Waste Printed Circuit Boards (WPCBs) as a potential source for the recovery of rare earth elements through bioleaching.
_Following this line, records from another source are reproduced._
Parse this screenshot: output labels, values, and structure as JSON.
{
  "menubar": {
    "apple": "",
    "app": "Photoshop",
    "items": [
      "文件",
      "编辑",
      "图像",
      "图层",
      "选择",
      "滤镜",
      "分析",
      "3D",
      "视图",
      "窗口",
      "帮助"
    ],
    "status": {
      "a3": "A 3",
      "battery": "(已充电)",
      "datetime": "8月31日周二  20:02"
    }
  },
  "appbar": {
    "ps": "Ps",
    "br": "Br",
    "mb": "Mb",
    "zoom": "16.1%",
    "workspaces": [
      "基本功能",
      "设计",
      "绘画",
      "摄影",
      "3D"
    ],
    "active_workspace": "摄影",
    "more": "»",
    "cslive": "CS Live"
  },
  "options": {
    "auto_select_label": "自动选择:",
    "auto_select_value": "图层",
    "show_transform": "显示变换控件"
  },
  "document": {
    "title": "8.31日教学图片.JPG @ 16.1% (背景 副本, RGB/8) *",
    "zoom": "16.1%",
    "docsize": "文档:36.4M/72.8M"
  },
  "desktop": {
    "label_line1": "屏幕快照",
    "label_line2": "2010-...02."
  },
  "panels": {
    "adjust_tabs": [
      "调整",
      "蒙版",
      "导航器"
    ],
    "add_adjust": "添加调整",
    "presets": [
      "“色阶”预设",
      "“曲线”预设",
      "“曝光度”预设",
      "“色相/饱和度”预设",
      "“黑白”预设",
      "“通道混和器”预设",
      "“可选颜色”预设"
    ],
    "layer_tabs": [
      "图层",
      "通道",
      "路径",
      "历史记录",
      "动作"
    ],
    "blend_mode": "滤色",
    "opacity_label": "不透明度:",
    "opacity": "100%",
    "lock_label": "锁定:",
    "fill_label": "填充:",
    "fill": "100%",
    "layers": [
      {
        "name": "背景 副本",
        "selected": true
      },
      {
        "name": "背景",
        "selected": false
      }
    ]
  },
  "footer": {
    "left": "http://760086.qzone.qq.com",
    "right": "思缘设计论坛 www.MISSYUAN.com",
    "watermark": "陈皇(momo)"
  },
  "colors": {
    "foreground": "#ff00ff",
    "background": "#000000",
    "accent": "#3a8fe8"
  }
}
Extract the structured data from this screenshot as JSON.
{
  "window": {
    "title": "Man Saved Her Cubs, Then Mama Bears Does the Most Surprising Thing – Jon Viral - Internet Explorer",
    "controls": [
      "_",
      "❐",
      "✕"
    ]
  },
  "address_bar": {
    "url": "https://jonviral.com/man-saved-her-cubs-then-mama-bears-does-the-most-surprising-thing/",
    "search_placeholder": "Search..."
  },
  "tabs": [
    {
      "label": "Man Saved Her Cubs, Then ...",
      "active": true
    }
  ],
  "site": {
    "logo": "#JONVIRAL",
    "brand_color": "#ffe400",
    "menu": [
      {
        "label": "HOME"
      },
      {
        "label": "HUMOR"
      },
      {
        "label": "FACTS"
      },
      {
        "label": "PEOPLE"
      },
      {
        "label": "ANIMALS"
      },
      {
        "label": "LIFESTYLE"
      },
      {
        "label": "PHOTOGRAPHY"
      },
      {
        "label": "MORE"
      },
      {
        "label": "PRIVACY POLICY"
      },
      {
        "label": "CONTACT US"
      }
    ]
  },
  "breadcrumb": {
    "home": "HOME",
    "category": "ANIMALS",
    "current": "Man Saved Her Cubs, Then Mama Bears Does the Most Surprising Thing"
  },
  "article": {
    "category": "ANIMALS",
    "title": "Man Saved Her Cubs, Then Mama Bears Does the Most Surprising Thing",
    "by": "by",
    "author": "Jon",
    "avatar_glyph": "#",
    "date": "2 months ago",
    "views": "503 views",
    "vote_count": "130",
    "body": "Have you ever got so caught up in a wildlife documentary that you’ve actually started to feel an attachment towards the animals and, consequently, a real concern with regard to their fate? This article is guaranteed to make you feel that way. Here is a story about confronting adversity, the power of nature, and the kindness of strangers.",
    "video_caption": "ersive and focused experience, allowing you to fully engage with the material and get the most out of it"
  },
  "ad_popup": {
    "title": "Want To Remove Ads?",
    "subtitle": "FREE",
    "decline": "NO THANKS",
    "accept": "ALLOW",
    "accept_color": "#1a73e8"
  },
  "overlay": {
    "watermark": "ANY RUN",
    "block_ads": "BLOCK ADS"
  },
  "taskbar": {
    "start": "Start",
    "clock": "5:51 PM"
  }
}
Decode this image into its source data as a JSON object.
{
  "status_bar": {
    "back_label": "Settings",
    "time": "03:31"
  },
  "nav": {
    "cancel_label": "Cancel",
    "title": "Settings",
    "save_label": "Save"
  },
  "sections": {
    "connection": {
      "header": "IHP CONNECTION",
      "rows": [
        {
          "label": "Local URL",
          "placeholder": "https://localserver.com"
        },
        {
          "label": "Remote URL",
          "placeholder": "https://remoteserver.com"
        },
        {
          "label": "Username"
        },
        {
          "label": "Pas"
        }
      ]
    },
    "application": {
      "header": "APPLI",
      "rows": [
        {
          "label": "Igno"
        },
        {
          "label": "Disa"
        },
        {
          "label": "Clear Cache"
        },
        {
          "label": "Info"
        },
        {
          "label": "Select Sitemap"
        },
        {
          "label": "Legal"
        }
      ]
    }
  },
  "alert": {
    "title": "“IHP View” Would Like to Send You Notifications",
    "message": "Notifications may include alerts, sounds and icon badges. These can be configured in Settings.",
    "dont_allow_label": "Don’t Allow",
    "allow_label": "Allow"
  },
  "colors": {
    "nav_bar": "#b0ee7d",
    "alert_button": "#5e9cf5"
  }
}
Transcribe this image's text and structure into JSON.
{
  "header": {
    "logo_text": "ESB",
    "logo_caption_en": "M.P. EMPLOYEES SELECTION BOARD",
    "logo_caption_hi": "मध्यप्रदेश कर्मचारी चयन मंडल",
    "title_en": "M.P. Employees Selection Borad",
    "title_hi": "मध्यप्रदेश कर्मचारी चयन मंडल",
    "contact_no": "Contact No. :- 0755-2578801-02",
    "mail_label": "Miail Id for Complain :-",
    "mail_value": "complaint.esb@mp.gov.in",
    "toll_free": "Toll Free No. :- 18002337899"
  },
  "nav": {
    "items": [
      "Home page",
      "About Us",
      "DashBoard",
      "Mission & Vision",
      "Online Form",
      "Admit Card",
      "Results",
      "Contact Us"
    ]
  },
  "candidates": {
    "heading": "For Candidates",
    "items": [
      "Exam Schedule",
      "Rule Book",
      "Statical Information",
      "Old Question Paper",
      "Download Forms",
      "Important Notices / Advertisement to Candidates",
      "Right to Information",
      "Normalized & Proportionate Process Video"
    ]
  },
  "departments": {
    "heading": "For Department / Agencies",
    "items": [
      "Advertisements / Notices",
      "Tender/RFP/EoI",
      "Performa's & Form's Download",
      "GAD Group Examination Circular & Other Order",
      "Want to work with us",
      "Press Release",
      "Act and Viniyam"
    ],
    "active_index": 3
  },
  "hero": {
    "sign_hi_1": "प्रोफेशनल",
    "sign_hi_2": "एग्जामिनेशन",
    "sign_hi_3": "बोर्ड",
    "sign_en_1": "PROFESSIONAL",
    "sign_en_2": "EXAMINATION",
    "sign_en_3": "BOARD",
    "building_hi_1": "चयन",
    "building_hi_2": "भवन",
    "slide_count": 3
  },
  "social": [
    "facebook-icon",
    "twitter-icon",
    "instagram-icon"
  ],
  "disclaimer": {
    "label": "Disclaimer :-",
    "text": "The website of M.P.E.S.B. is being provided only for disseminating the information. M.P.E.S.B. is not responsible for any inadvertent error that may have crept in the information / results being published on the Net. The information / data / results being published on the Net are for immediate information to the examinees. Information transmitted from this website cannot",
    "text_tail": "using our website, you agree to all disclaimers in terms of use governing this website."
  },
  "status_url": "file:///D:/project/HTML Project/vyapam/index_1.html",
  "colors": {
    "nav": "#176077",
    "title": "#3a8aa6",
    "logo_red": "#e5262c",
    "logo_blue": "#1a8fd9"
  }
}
Rare earth elements (e.g., neodymium, dysprosium and praseodymium) have contributed to the miniaturization, energy efficiency, durability, and high speed of many technology gadgets. Due to their electric conductivity, magnetic, luminescence and optical properties, rare earth elements (REE) are crucial and potentially irreplaceable in current and future technologies, especially for the world’s transition towards low-carbon economies. The recovery of REE from secondary sources, such as waste electrical and electronic equipment (WEEE or e-waste), is gaining more attention as these elements are at high supply risk, and the environmental impacts of mining primary sources are of increasing concern. Waste printed circuit boards (WPCBs) represent a significant proportion of e-waste, they contain hazardous components but also valuable and critical materials (e.g., copper, gold, silver, rare earth elements), making this waste stream a suitable alternative for beneficiation purposes. The aim of this research is to investigate the recovery of REE from WPCBs using an environmentally friendly method, bioleaching, which exploits the ability of microorganisms to recover metal ions from the waste matrix. WPCBs were supplied by three local e-waste recycling companies following comminution process. First, physical characterization and elemental analysis of the material was performed, with emphasis on REE content. The distribution of REE and other metals in different size fractions of the WPCBs was determined. Furthermore, bioleaching was investigated for the extraction of REE from WPCBs. The most abundant REE found in the WPCBs samples include Nd, La and Pr, with concentrations up to 4500 g/ton, 2500 g/ton and 670 g/ton respectively. Spearman’s rank correlation analysis revealed strong correlations between REE and particle sizes (rs up to -0.98). Concentrations of REE were found up to a thousand times higher in the smaller particle size range (<0.25mm) compared with coarser particles (>2mm). Most of base metals including Cu, Sn, Pb and Zn did not show this trend. These findings are particularly important as the REE content in WPCBs and their potential recovery have scarcely been addressed in the scientific literature [1, 2]. Unlike base and precious metals (e.g. Cu, Al, Au, and Ag), REE are not considered for metal recovery purposes in current commercial recycling processes. The low yield of REE in e-waste has been a major drawback for their recycling. However, this study has shown that a cost-effective size separation could enrich the REE content for further recovery steps, preventing potential losses and enhancing the valorisation of WPCBs as an untapped resource for REE recovery. Particles below 0.5mm size, significantly rich in REE, were therefore used for bioleaching experiments. Following a two-step bioleaching process for 7 days at 28°C, with 1% (w/v) pulp density, two different fungal isolates were able to leach up to 40% of Nd, Gd and Pr, and 20% of Dy, almost doubled the leaching efficiency than the commercially available control strain. Although pyro- and hydro-metallurgical methods are the most common industrial practices for metal recovery, these processes still represent a risk to the environment due to their high chemical and energy requirements. While bioleaching of REE is still under development, many researchers have accomplished high leaching rates making use of different microbial strains; over 80% of REE have been recovered from WEEE shredding dust, and up to 100% from spent magnets [1, 3]. The present study evidenced the potential of WPCBs as a source of critical materials that have hardly been recovered from this waste stream, such as REE. Furthermore, the application of bioleaching enhances the green credentials of material extraction from WPCBs. The upcoming work in this research will aim to maximize the leaching efficiency and to provide a thorough understanding of the REE-microbial interactions in this complex e-waste matrix.